→ **What to produce**
Could the records below please be retyped exactly, with their pictures left out?

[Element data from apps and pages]
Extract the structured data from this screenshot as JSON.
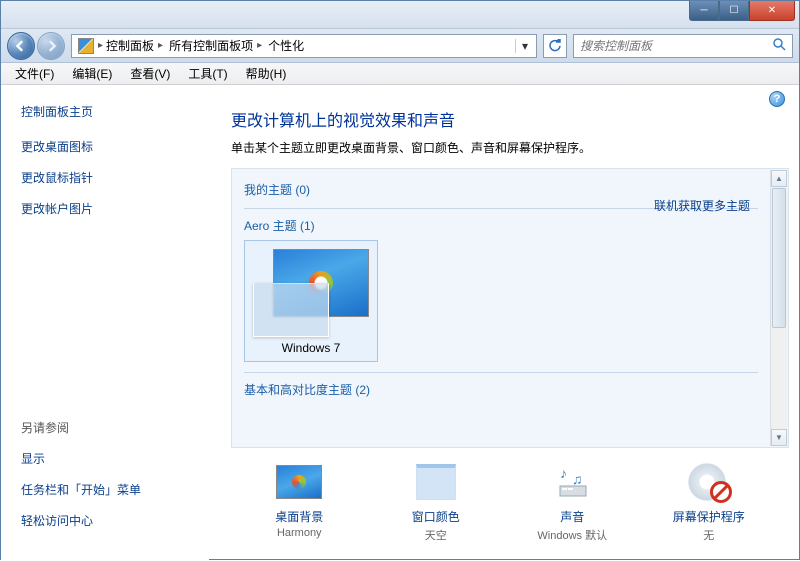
{
  "titlebar": {
    "min": "─",
    "max": "☐",
    "close": "✕"
  },
  "addr": {
    "breadcrumb": [
      "控制面板",
      "所有控制面板项",
      "个性化"
    ],
    "search_placeholder": "搜索控制面板"
  },
  "menu": [
    "文件(F)",
    "编辑(E)",
    "查看(V)",
    "工具(T)",
    "帮助(H)"
  ],
  "sidebar": {
    "home": "控制面板主页",
    "links": [
      "更改桌面图标",
      "更改鼠标指针",
      "更改帐户图片"
    ],
    "see_also_heading": "另请参阅",
    "see_also": [
      "显示",
      "任务栏和「开始」菜单",
      "轻松访问中心"
    ]
  },
  "main": {
    "heading": "更改计算机上的视觉效果和声音",
    "sub": "单击某个主题立即更改桌面背景、窗口颜色、声音和屏幕保护程序。",
    "sections": {
      "my": {
        "label": "我的主题 (0)"
      },
      "aero": {
        "label": "Aero 主题 (1)",
        "items": [
          "Windows 7"
        ]
      },
      "basic": {
        "label": "基本和高对比度主题 (2)"
      }
    },
    "online_link": "联机获取更多主题"
  },
  "bottom": [
    {
      "label": "桌面背景",
      "value": "Harmony"
    },
    {
      "label": "窗口颜色",
      "value": "天空"
    },
    {
      "label": "声音",
      "value": "Windows 默认"
    },
    {
      "label": "屏幕保护程序",
      "value": "无"
    }
  ]
}
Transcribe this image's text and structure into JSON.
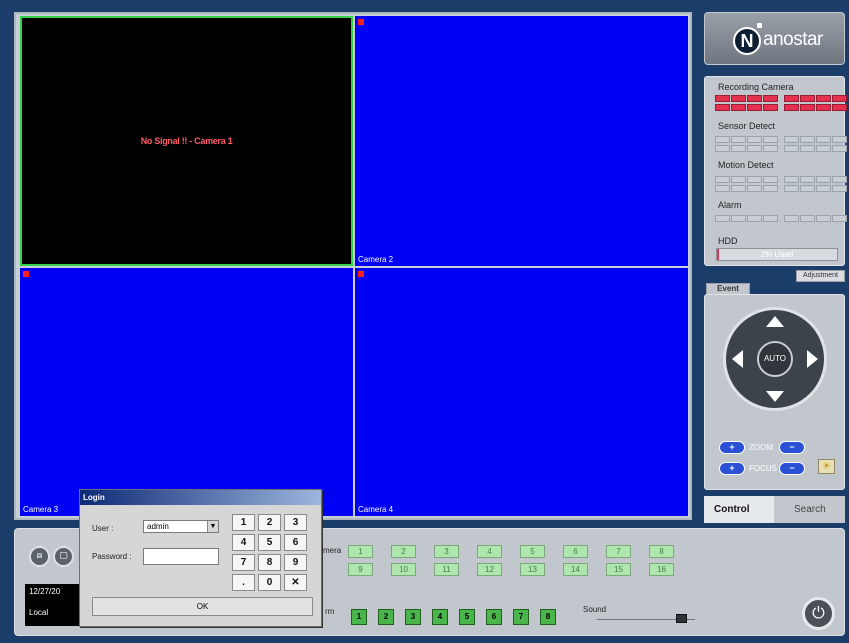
{
  "cameras": [
    {
      "label": "",
      "status": "No Signal !! - Camera 1"
    },
    {
      "label": "Camera 2"
    },
    {
      "label": "Camera 3"
    },
    {
      "label": "Camera 4"
    }
  ],
  "logo": {
    "text": "anostar",
    "initial": "N"
  },
  "status_panel": {
    "recording_camera": "Recording Camera",
    "sensor_detect": "Sensor Detect",
    "motion_detect": "Motion Detect",
    "alarm": "Alarm",
    "hdd": "HDD",
    "hdd_used_text": "2% Used",
    "hdd_used_fraction": 0.02
  },
  "tabs": {
    "adjustment": "Adjustment",
    "event": "Event",
    "control": "Control",
    "search": "Search"
  },
  "ptz": {
    "auto": "AUTO",
    "zoom": "ZOOM",
    "focus": "FOCUS",
    "plus": "+",
    "minus": "−"
  },
  "bottom": {
    "date": "12/27/20",
    "local": "Local",
    "camera_label": "mera",
    "alarm_label": "rm",
    "sound_label": "Sound",
    "camera_buttons_row1": [
      "1",
      "2",
      "3",
      "4",
      "5",
      "6",
      "7",
      "8"
    ],
    "camera_buttons_row2": [
      "9",
      "10",
      "11",
      "12",
      "13",
      "14",
      "15",
      "16"
    ],
    "alarm_buttons": [
      "1",
      "2",
      "3",
      "4",
      "5",
      "6",
      "7",
      "8"
    ],
    "sound_level": 0.87
  },
  "login": {
    "title": "Login",
    "user_label": "User :",
    "user_value": "admin",
    "password_label": "Password :",
    "keys": [
      "1",
      "2",
      "3",
      "4",
      "5",
      "6",
      "7",
      "8",
      "9",
      ".",
      "0",
      "✕"
    ],
    "ok": "OK"
  },
  "colors": {
    "video_blue": "#0000f5",
    "rec_red": "#ff1d1d",
    "active_border": "#35d14b",
    "background": "#1b3d6a"
  }
}
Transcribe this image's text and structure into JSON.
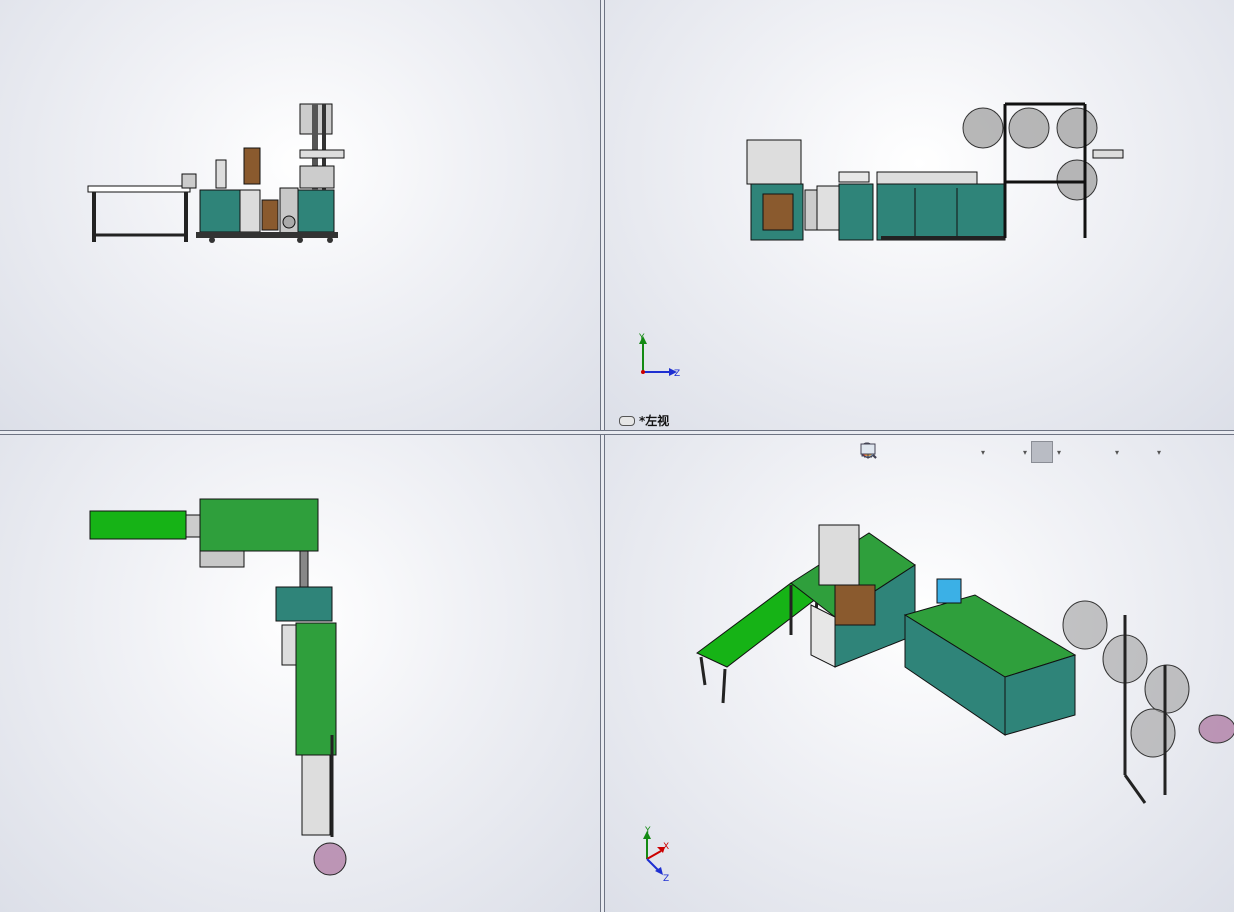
{
  "viewports": {
    "top_left": {
      "name": "front-view"
    },
    "top_right": {
      "name": "left-view",
      "label": "*左视"
    },
    "bottom_left": {
      "name": "top-view"
    },
    "bottom_right": {
      "name": "isometric-view"
    }
  },
  "triad": {
    "y": "Y",
    "z": "Z",
    "x": "X"
  },
  "colors": {
    "cabinet": "#2f8479",
    "frame": "#1c1c1c",
    "conveyor_green": "#16b316",
    "plate_green": "#2f9f3c",
    "reel": "#a0a0a0",
    "reel_pink": "#b07fa6",
    "brown": "#8a5a2e"
  },
  "toolbar": {
    "items": [
      "zoom-to-fit-icon",
      "zoom-to-area-icon",
      "previous-view-icon",
      "section-view-icon",
      "view-orientation-icon",
      "display-style-icon",
      "hide-show-items-icon",
      "edit-appearance-icon",
      "apply-scene-icon",
      "view-settings-icon"
    ]
  }
}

→ **Solved problem**
Extract the structured data from this screenshot as JSON.
{
  "titlebar": {
    "min": "─",
    "max": "☐",
    "close": "✕"
  },
  "addr": {
    "breadcrumb": [
      "控制面板",
      "所有控制面板项",
      "个性化"
    ],
    "search_placeholder": "搜索控制面板"
  },
  "menu": [
    "文件(F)",
    "编辑(E)",
    "查看(V)",
    "工具(T)",
    "帮助(H)"
  ],
  "sidebar": {
    "home": "控制面板主页",
    "links": [
      "更改桌面图标",
      "更改鼠标指针",
      "更改帐户图片"
    ],
    "see_also_heading": "另请参阅",
    "see_also": [
      "显示",
      "任务栏和「开始」菜单",
      "轻松访问中心"
    ]
  },
  "main": {
    "heading": "更改计算机上的视觉效果和声音",
    "sub": "单击某个主题立即更改桌面背景、窗口颜色、声音和屏幕保护程序。",
    "sections": {
      "my": {
        "label": "我的主题 (0)"
      },
      "aero": {
        "label": "Aero 主题 (1)",
        "items": [
          "Windows 7"
        ]
      },
      "basic": {
        "label": "基本和高对比度主题 (2)"
      }
    },
    "online_link": "联机获取更多主题"
  },
  "bottom": [
    {
      "label": "桌面背景",
      "value": "Harmony"
    },
    {
      "label": "窗口颜色",
      "value": "天空"
    },
    {
      "label": "声音",
      "value": "Windows 默认"
    },
    {
      "label": "屏幕保护程序",
      "value": "无"
    }
  ]
}
Transcribe this image's text and structure into JSON.
{
  "cameras": [
    {
      "label": "",
      "status": "No Signal !! - Camera 1"
    },
    {
      "label": "Camera 2"
    },
    {
      "label": "Camera 3"
    },
    {
      "label": "Camera 4"
    }
  ],
  "logo": {
    "text": "anostar",
    "initial": "N"
  },
  "status_panel": {
    "recording_camera": "Recording Camera",
    "sensor_detect": "Sensor Detect",
    "motion_detect": "Motion Detect",
    "alarm": "Alarm",
    "hdd": "HDD",
    "hdd_used_text": "2% Used",
    "hdd_used_fraction": 0.02
  },
  "tabs": {
    "adjustment": "Adjustment",
    "event": "Event",
    "control": "Control",
    "search": "Search"
  },
  "ptz": {
    "auto": "AUTO",
    "zoom": "ZOOM",
    "focus": "FOCUS",
    "plus": "+",
    "minus": "−"
  },
  "bottom": {
    "date": "12/27/20",
    "local": "Local",
    "camera_label": "mera",
    "alarm_label": "rm",
    "sound_label": "Sound",
    "camera_buttons_row1": [
      "1",
      "2",
      "3",
      "4",
      "5",
      "6",
      "7",
      "8"
    ],
    "camera_buttons_row2": [
      "9",
      "10",
      "11",
      "12",
      "13",
      "14",
      "15",
      "16"
    ],
    "alarm_buttons": [
      "1",
      "2",
      "3",
      "4",
      "5",
      "6",
      "7",
      "8"
    ],
    "sound_level": 0.87
  },
  "login": {
    "title": "Login",
    "user_label": "User :",
    "user_value": "admin",
    "password_label": "Password :",
    "keys": [
      "1",
      "2",
      "3",
      "4",
      "5",
      "6",
      "7",
      "8",
      "9",
      ".",
      "0",
      "✕"
    ],
    "ok": "OK"
  },
  "colors": {
    "video_blue": "#0000f5",
    "rec_red": "#ff1d1d",
    "active_border": "#35d14b",
    "background": "#1b3d6a"
  }
}
Transcribe this image's text and structure into JSON.
{
  "viewports": {
    "top_left": {
      "name": "front-view"
    },
    "top_right": {
      "name": "left-view",
      "label": "*左视"
    },
    "bottom_left": {
      "name": "top-view"
    },
    "bottom_right": {
      "name": "isometric-view"
    }
  },
  "triad": {
    "y": "Y",
    "z": "Z",
    "x": "X"
  },
  "colors": {
    "cabinet": "#2f8479",
    "frame": "#1c1c1c",
    "conveyor_green": "#16b316",
    "plate_green": "#2f9f3c",
    "reel": "#a0a0a0",
    "reel_pink": "#b07fa6",
    "brown": "#8a5a2e"
  },
  "toolbar": {
    "items": [
      "zoom-to-fit-icon",
      "zoom-to-area-icon",
      "previous-view-icon",
      "section-view-icon",
      "view-orientation-icon",
      "display-style-icon",
      "hide-show-items-icon",
      "edit-appearance-icon",
      "apply-scene-icon",
      "view-settings-icon"
    ]
  }
}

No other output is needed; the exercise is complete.